According to Jackson, Campus Safety officers’ efforts to break up outdoor gatherings is not related to Ohio’s Fire Code but rather to the Village of Gambier’s noise ordinances, which the College complies with. In addition, the College’s website adds that amplified sound cannot be played outdoors past 10 p.m. without prior approval from OSE and the Village of Gambier.
“If it starts out as a group of 10 here, a group of 10 there, then ultimately those groups become so large that they become one massive group, which is then more likely that there’s a violation of the noise ordinance,” Jackson said.
For some students, Campus Safety’s enforcement of the noise ordinance has felt too stringent and has resulted in interference with student life on campus. “It feels like they’re going out of their way to make things harder,” Raphael Melo ’25 said in an interview with the Collegian.
In particular, Melo discussed a concert hosted on Saturday, which featured five student bands who performed outside the NCAs. According to Melo, the drummer for the band All Goof No Ball (AGNB), the concert began at around 7 p.m and was briefly shut down by a Campus Safety officer only fifteen minutes later.
Melo and the organizers of the event had anticipated Campus Safety intervening with the performance, a risk AGNB was willing to take. “The discussion was like, ‘we don’t want to start because we’ll get shut down,’” Melo explained. “And then I responded, ‘Well, good thing we’re going first.’”
According to Sweazey, Campus Safety officers intervened in the performance because of its potential interference with noise ordinances for the Village of Gambier, but the officers present found a way for the performance to continue. “[R]ather than taking unilateral action to shut it down, the officers chose to reach out to Student Engagement and Residential Life to resolve the issue,” Sweazey wrote.
While the concert was interrupted, Melo and two other band members, Clark Webb ’25 and Sam Chafe ’24, recounted that the community came together to support the bands and encourage them to continue playing.
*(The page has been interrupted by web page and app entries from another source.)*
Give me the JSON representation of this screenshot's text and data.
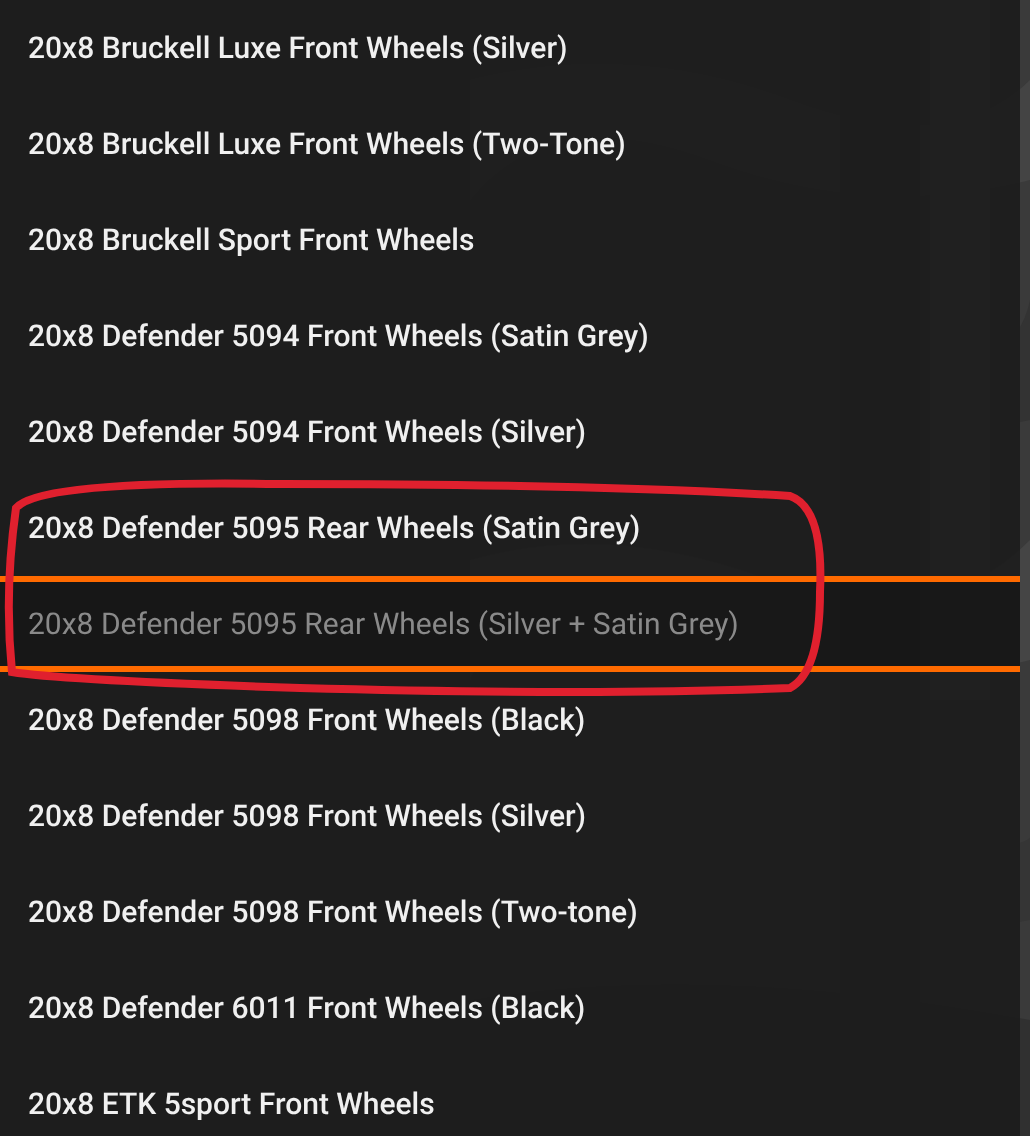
{
  "dropdown": {
    "options": [
      {
        "label": "20x8 Bruckell Luxe Front Wheels (Silver)",
        "selected": false
      },
      {
        "label": "20x8 Bruckell Luxe Front Wheels (Two-Tone)",
        "selected": false
      },
      {
        "label": "20x8 Bruckell Sport Front Wheels",
        "selected": false
      },
      {
        "label": "20x8 Defender 5094 Front Wheels (Satin Grey)",
        "selected": false
      },
      {
        "label": "20x8 Defender 5094 Front Wheels (Silver)",
        "selected": false
      },
      {
        "label": "20x8 Defender 5095 Rear Wheels (Satin Grey)",
        "selected": false
      },
      {
        "label": "20x8 Defender 5095 Rear Wheels (Silver + Satin Grey)",
        "selected": true
      },
      {
        "label": "20x8 Defender 5098 Front Wheels (Black)",
        "selected": false
      },
      {
        "label": "20x8 Defender 5098 Front Wheels (Silver)",
        "selected": false
      },
      {
        "label": "20x8 Defender 5098 Front Wheels (Two-tone)",
        "selected": false
      },
      {
        "label": "20x8 Defender 6011 Front Wheels (Black)",
        "selected": false
      },
      {
        "label": "20x8 ETK 5sport Front Wheels",
        "selected": false
      }
    ]
  }
}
Chafe described how members of the men’s lacrosse team began chanting “let the boys play” as Campus Safety officers deliberated on whether to allow the bands to continue performing.
“I had never seen that crossover before,” Chafe said. Webb added, “It was an amazing amount of unity in such a short amount of time.”
Campus Safety allowed the concert to continue, so long as the performance was finished by 9 p.m. “I think every band got to play,” Melo said, though he added that the time frame did mean that D.J.s, who had hoped to perform, were cut off by the deadline. “But otherwise, it was cool.”
Although Campus Safety had allowed the performance to continue, the band members expressed discontent at what they felt was an extension of anti-party sentiment by the Kenyon administration, both from the occupancy limits and the lack of SEWAs on campus so far.
With the lengthened timeline for registration for SEWAs, along with Campus Safety’s increased enforcement of both the noise ordinances and occupancy limits, the members of AGNB are worried that Kenyon’s administration is moving towards increased restrictions on student life overall.
“The breaking point is just the fact that people want these things to happen, and they’re going to clash regardless,” Melo said. “This [concert] was one of those points where that was going to happen.”
Chafe agreed. “It’s my senior year,” he said. “I want the social scene back. [Campus Safety] is shutting down the things that the students love most.”